TRIBUNE FILE PHOTO - Oregon Congressman Earl Blumenauer helped form the first Congressional Cannabis Caucus on Thursday, Feb. 16.Oregon Congressman Earl Blumenauer joined fellow congressmen from Alaska, California and Colorado Thursday, Feb. 16, to create the first Congressional Cannabis Caucus.

Blumenauer, a Portland Democrat representing the 3rd Congressional District, is the co-chairman of the caucus with U.S. Reps. Dana Rohrabacher of California, Jared Polis of Colorado and Don Young of Alaska. They sent letters Thursday inviting members of the U.S. House to join the caucus, which will provide a forum for representatives to "discuss, learn and work together to establish a better and more rational approach to federal cannabis policy.

"The prohibition of cannabis has been a failure, and Americans across our nation are demanding a more sensible approach," said Blumenauer. "Following the November election, federal laws are now out of step with 44 states. The time is now to come together and bring the federal government in line with the will of the American people."



Recreational marijuana is legal in Oregon, Washington, Colorado, Alaska, California, Nevada, Maine and Massachusetts. In 18 others states, medical marijuana is legal. Federal laws still classify marijuana as a controlled substance, setting up conflicts with laws in the states. Federal banking rules also make it difficult for marijuana businesses to handle their earnings.

Anthony Johnson of Portland, New Approach Oregon director, said he hoped the new caucus could help "lead the way for important federal legislation, including, tax and banking reform, easing federal research restrictions, allowing military veterans to utilize medical cannabis and respecting states' rights to form their own marijuana laws."

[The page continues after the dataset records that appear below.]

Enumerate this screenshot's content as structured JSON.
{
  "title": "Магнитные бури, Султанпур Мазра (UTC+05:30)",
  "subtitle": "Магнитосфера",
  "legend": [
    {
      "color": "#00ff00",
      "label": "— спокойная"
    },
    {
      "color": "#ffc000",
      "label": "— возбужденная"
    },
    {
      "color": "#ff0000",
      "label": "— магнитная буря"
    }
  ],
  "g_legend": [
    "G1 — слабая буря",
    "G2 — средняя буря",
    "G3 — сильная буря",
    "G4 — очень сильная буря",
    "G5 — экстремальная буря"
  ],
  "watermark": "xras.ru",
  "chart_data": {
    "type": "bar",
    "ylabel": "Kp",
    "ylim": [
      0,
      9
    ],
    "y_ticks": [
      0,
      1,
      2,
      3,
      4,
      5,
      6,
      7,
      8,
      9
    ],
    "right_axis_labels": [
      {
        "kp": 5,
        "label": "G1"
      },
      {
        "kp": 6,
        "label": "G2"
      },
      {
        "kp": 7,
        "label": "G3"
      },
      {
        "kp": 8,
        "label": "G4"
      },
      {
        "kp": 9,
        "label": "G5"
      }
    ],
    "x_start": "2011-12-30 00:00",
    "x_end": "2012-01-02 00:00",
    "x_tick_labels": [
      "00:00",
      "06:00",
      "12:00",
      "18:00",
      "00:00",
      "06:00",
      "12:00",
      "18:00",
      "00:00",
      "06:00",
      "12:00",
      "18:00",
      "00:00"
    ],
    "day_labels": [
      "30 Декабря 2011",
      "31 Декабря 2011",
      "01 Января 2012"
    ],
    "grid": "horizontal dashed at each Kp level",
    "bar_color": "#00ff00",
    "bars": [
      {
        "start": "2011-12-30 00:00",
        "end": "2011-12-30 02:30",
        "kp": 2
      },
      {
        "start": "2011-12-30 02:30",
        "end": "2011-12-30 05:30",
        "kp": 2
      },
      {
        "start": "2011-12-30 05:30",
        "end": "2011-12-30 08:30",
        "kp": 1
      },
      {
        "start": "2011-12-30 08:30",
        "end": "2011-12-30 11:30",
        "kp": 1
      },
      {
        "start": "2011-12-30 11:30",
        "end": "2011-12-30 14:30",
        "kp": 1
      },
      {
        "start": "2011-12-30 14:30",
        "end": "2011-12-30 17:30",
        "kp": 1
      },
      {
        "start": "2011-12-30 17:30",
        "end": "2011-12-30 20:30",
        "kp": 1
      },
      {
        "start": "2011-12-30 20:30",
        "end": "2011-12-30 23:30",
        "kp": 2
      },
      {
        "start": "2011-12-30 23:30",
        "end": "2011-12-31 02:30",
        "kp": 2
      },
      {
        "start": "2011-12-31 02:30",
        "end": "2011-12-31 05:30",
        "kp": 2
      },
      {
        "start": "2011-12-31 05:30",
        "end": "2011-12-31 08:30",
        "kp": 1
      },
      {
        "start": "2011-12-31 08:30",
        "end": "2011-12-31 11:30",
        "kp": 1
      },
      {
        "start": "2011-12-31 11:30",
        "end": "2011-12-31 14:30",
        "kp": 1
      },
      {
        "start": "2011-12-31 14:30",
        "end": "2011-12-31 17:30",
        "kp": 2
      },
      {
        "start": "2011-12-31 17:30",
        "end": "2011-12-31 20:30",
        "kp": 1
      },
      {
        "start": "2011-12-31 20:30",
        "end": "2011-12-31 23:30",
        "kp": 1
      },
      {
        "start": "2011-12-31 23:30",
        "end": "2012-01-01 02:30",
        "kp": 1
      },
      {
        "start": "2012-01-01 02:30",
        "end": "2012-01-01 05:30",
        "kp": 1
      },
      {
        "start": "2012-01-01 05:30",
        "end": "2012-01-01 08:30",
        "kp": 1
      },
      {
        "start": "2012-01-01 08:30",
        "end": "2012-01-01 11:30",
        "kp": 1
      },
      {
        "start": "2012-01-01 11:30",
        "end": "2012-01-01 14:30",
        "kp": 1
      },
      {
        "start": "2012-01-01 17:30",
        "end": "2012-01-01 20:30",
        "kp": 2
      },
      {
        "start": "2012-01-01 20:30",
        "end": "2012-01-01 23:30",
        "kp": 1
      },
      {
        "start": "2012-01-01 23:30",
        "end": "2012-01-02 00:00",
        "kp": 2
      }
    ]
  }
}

"The Congressional Cannabis Caucus will be an important ally, not just in passing future marijuana law reforms, but also in preventing the federal government from trampling the will of the voters," Johnson said in a statement.